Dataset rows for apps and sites
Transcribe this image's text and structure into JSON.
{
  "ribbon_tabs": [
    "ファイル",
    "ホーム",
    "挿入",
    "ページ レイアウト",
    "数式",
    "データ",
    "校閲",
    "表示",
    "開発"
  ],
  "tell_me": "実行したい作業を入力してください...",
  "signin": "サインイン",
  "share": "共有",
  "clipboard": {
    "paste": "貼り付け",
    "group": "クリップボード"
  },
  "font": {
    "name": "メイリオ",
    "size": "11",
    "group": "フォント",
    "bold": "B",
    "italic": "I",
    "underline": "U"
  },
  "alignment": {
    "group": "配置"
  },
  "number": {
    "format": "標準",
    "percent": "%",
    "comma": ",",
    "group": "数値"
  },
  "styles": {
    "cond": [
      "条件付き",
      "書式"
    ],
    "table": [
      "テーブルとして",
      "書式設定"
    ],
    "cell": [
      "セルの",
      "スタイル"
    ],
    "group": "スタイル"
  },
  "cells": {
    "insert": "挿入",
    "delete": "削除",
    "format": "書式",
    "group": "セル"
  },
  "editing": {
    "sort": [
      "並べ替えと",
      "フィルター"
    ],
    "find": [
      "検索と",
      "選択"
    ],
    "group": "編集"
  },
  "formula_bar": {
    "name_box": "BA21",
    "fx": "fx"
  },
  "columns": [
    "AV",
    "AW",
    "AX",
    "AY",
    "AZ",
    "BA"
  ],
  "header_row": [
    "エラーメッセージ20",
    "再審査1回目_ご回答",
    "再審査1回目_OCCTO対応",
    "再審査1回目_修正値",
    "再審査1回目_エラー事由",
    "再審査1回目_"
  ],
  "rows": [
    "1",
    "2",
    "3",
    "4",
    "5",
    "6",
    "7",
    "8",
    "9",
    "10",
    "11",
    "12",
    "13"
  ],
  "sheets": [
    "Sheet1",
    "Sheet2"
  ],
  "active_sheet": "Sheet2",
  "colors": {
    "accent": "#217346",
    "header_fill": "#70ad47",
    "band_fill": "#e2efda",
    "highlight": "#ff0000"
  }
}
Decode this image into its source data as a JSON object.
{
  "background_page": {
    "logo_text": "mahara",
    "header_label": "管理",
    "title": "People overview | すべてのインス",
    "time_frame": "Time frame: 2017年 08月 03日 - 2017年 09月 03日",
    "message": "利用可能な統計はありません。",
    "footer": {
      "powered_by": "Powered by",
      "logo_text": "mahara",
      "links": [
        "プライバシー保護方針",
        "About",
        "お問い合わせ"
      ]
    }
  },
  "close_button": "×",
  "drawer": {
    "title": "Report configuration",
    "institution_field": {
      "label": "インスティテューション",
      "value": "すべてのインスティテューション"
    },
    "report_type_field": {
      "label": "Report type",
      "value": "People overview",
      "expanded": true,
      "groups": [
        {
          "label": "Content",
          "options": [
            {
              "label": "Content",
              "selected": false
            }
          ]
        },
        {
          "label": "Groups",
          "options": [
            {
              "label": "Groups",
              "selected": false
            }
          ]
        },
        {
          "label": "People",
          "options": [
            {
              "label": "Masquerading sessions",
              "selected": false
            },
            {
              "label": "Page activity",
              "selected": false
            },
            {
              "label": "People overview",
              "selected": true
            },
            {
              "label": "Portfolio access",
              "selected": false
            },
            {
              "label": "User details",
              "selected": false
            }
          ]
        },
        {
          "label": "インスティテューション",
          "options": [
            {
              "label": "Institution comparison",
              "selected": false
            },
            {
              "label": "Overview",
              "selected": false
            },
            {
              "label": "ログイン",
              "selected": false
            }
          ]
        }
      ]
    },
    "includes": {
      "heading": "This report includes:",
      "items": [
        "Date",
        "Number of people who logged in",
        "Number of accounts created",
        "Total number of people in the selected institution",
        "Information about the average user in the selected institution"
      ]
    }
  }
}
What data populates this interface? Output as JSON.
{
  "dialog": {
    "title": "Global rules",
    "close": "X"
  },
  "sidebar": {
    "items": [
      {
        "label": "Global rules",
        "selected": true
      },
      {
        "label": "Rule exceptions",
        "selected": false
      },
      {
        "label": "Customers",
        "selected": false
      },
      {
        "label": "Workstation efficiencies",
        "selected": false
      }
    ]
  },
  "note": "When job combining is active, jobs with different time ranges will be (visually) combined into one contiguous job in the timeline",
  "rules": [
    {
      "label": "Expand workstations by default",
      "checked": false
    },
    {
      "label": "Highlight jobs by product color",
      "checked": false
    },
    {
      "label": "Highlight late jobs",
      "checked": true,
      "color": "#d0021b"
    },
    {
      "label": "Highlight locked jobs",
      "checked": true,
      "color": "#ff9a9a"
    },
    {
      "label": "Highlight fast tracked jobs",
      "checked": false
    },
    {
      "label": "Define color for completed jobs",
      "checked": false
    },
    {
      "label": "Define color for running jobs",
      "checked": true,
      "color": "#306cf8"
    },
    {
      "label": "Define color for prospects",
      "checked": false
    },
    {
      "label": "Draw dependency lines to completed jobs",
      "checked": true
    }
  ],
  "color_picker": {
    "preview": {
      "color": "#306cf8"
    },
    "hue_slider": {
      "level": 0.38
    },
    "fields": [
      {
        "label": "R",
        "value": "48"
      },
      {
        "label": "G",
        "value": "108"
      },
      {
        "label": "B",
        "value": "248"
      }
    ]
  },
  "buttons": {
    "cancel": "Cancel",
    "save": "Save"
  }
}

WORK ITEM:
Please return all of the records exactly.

RESULT FOR THIS EXERCISE:
Transcribe this image's text and structure into JSON.
{
  "ribbon_tabs": [
    "ファイル",
    "ホーム",
    "挿入",
    "ページ レイアウト",
    "数式",
    "データ",
    "校閲",
    "表示",
    "開発"
  ],
  "tell_me": "実行したい作業を入力してください...",
  "signin": "サインイン",
  "share": "共有",
  "clipboard": {
    "paste": "貼り付け",
    "group": "クリップボード"
  },
  "font": {
    "name": "メイリオ",
    "size": "11",
    "group": "フォント",
    "bold": "B",
    "italic": "I",
    "underline": "U"
  },
  "alignment": {
    "group": "配置"
  },
  "number": {
    "format": "標準",
    "percent": "%",
    "comma": ",",
    "group": "数値"
  },
  "styles": {
    "cond": [
      "条件付き",
      "書式"
    ],
    "table": [
      "テーブルとして",
      "書式設定"
    ],
    "cell": [
      "セルの",
      "スタイル"
    ],
    "group": "スタイル"
  },
  "cells": {
    "insert": "挿入",
    "delete": "削除",
    "format": "書式",
    "group": "セル"
  },
  "editing": {
    "sort": [
      "並べ替えと",
      "フィルター"
    ],
    "find": [
      "検索と",
      "選択"
    ],
    "group": "編集"
  },
  "formula_bar": {
    "name_box": "BA21",
    "fx": "fx"
  },
  "columns": [
    "AV",
    "AW",
    "AX",
    "AY",
    "AZ",
    "BA"
  ],
  "header_row": [
    "エラーメッセージ20",
    "再審査1回目_ご回答",
    "再審査1回目_OCCTO対応",
    "再審査1回目_修正値",
    "再審査1回目_エラー事由",
    "再審査1回目_"
  ],
  "rows": [
    "1",
    "2",
    "3",
    "4",
    "5",
    "6",
    "7",
    "8",
    "9",
    "10",
    "11",
    "12",
    "13"
  ],
  "sheets": [
    "Sheet1",
    "Sheet2"
  ],
  "active_sheet": "Sheet2",
  "colors": {
    "accent": "#217346",
    "header_fill": "#70ad47",
    "band_fill": "#e2efda",
    "highlight": "#ff0000"
  }
}
Decode this image into its source data as a JSON object.
{
  "background_page": {
    "logo_text": "mahara",
    "header_label": "管理",
    "title": "People overview | すべてのインス",
    "time_frame": "Time frame: 2017年 08月 03日 - 2017年 09月 03日",
    "message": "利用可能な統計はありません。",
    "footer": {
      "powered_by": "Powered by",
      "logo_text": "mahara",
      "links": [
        "プライバシー保護方針",
        "About",
        "お問い合わせ"
      ]
    }
  },
  "close_button": "×",
  "drawer": {
    "title": "Report configuration",
    "institution_field": {
      "label": "インスティテューション",
      "value": "すべてのインスティテューション"
    },
    "report_type_field": {
      "label": "Report type",
      "value": "People overview",
      "expanded": true,
      "groups": [
        {
          "label": "Content",
          "options": [
            {
              "label": "Content",
              "selected": false
            }
          ]
        },
        {
          "label": "Groups",
          "options": [
            {
              "label": "Groups",
              "selected": false
            }
          ]
        },
        {
          "label": "People",
          "options": [
            {
              "label": "Masquerading sessions",
              "selected": false
            },
            {
              "label": "Page activity",
              "selected": false
            },
            {
              "label": "People overview",
              "selected": true
            },
            {
              "label": "Portfolio access",
              "selected": false
            },
            {
              "label": "User details",
              "selected": false
            }
          ]
        },
        {
          "label": "インスティテューション",
          "options": [
            {
              "label": "Institution comparison",
              "selected": false
            },
            {
              "label": "Overview",
              "selected": false
            },
            {
              "label": "ログイン",
              "selected": false
            }
          ]
        }
      ]
    },
    "includes": {
      "heading": "This report includes:",
      "items": [
        "Date",
        "Number of people who logged in",
        "Number of accounts created",
        "Total number of people in the selected institution",
        "Information about the average user in the selected institution"
      ]
    }
  }
}
What data populates this interface? Output as JSON.
{
  "dialog": {
    "title": "Global rules",
    "close": "X"
  },
  "sidebar": {
    "items": [
      {
        "label": "Global rules",
        "selected": true
      },
      {
        "label": "Rule exceptions",
        "selected": false
      },
      {
        "label": "Customers",
        "selected": false
      },
      {
        "label": "Workstation efficiencies",
        "selected": false
      }
    ]
  },
  "note": "When job combining is active, jobs with different time ranges will be (visually) combined into one contiguous job in the timeline",
  "rules": [
    {
      "label": "Expand workstations by default",
      "checked": false
    },
    {
      "label": "Highlight jobs by product color",
      "checked": false
    },
    {
      "label": "Highlight late jobs",
      "checked": true,
      "color": "#d0021b"
    },
    {
      "label": "Highlight locked jobs",
      "checked": true,
      "color": "#ff9a9a"
    },
    {
      "label": "Highlight fast tracked jobs",
      "checked": false
    },
    {
      "label": "Define color for completed jobs",
      "checked": false
    },
    {
      "label": "Define color for running jobs",
      "checked": true,
      "color": "#306cf8"
    },
    {
      "label": "Define color for prospects",
      "checked": false
    },
    {
      "label": "Draw dependency lines to completed jobs",
      "checked": true
    }
  ],
  "color_picker": {
    "preview": {
      "color": "#306cf8"
    },
    "hue_slider": {
      "level": 0.38
    },
    "fields": [
      {
        "label": "R",
        "value": "48"
      },
      {
        "label": "G",
        "value": "108"
      },
      {
        "label": "B",
        "value": "248"
      }
    ]
  },
  "buttons": {
    "cancel": "Cancel",
    "save": "Save"
  }
}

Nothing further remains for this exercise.